Analysis: From Los Angeles to New York City to Anchorage, it’s time for all of us to start minding the school quality ‘performance gap’

Every parent knows that school quality and student performance can vary widely in any given city. That’s why families look closely at the school quality in the neighborhoods they’re considering when they’re planning to move.

What’s less understood is how cities across the country rank in terms of providing consistently good public schools and educational opportunities for all children who attend them, regardless of neighborhood.

As an education policy expert, I was curious to find out just how big the difference is between a metro area’s most and least effective public schools.

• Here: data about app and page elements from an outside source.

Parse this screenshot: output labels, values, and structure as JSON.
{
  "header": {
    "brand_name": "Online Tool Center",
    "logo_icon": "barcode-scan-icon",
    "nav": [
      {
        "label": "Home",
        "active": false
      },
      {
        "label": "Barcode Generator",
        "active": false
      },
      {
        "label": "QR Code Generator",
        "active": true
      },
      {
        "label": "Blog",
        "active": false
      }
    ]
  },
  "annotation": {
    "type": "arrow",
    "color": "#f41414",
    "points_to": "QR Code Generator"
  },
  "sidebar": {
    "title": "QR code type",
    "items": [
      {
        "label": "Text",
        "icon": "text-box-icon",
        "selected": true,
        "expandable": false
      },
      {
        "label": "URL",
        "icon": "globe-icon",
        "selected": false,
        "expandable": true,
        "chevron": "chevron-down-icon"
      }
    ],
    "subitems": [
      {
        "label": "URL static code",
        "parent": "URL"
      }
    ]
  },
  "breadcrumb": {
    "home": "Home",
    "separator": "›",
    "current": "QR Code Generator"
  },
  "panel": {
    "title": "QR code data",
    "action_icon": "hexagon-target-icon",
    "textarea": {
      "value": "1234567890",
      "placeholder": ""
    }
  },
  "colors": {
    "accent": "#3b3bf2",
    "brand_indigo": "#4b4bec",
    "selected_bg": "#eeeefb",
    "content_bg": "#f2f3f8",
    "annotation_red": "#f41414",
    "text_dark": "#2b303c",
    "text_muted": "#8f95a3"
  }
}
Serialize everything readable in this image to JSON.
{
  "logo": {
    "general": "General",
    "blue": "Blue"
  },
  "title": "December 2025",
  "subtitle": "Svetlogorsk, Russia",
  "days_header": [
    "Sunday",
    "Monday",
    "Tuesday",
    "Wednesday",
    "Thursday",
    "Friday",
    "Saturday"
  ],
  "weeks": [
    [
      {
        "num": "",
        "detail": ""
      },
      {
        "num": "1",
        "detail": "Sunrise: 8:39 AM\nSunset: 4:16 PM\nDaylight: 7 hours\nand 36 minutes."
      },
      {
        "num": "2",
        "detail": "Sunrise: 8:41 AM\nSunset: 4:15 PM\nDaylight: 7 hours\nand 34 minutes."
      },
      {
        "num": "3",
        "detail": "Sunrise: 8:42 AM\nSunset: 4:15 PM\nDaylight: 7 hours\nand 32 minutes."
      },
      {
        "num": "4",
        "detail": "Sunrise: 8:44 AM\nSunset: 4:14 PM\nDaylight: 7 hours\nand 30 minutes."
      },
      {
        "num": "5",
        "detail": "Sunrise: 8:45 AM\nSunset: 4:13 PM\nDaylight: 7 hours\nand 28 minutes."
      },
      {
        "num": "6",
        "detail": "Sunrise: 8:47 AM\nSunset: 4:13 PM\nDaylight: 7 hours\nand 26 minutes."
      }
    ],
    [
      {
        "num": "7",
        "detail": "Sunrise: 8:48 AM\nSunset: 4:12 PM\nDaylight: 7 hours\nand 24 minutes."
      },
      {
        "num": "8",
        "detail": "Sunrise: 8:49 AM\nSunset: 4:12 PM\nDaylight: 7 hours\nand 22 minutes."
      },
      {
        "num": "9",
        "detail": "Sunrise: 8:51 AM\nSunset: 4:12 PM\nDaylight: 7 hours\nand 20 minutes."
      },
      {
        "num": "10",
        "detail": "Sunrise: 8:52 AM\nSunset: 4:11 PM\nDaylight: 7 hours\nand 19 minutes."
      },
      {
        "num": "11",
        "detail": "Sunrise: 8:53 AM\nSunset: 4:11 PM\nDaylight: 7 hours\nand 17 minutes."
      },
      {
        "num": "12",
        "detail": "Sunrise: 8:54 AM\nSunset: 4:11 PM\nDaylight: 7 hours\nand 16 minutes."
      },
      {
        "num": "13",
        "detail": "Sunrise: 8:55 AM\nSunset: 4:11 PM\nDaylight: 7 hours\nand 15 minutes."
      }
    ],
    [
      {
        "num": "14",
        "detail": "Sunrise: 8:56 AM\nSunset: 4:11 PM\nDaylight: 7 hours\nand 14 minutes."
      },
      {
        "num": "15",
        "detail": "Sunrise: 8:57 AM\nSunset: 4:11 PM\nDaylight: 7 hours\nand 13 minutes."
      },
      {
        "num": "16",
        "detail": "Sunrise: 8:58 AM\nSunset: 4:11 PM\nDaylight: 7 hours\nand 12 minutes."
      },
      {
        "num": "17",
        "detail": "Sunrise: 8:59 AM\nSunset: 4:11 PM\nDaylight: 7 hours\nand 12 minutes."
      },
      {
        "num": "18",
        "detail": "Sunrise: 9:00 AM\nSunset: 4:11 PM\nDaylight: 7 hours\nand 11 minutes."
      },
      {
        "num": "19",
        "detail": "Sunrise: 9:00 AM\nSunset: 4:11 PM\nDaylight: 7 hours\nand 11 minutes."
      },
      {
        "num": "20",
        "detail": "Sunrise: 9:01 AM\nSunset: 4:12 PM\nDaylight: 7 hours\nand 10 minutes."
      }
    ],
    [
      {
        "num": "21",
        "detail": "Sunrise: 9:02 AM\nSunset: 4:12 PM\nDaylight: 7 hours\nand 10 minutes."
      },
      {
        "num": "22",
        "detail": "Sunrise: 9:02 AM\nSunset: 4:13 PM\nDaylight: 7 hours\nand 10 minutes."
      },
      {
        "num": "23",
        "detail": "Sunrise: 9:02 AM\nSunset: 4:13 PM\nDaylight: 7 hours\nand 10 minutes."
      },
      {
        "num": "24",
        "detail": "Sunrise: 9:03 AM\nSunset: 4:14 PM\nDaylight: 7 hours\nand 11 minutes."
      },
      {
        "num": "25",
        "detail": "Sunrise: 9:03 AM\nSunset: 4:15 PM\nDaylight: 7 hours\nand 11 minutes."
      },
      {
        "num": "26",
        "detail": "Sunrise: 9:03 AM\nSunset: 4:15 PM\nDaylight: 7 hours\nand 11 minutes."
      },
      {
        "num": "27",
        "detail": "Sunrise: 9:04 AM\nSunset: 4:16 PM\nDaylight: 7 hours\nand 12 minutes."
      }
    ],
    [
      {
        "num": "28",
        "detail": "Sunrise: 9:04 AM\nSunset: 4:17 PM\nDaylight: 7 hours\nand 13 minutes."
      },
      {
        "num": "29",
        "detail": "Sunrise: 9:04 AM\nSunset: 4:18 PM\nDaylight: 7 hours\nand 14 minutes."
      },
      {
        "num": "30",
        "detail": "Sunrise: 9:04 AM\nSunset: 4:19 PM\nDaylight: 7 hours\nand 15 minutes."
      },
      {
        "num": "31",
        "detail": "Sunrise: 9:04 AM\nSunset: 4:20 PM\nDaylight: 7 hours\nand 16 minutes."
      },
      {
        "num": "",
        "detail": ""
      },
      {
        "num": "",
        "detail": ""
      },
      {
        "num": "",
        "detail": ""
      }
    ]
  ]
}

I did this by gathering data from 68 of the largest districts in the country — from Los Angeles to Dallas, from New York City to Anchorage — which collectively serve about 7.8 million students.

What I discovered is both depressing, for those parents stuck in metro areas where the quality of schools is consistently low or where the gap is greatest between the best and worst schools; and hopeful, in that if we examine areas where schools are consistently high-quality, with little variation between top and bottom student performance, we may better understand how to help all students. Click here to read more: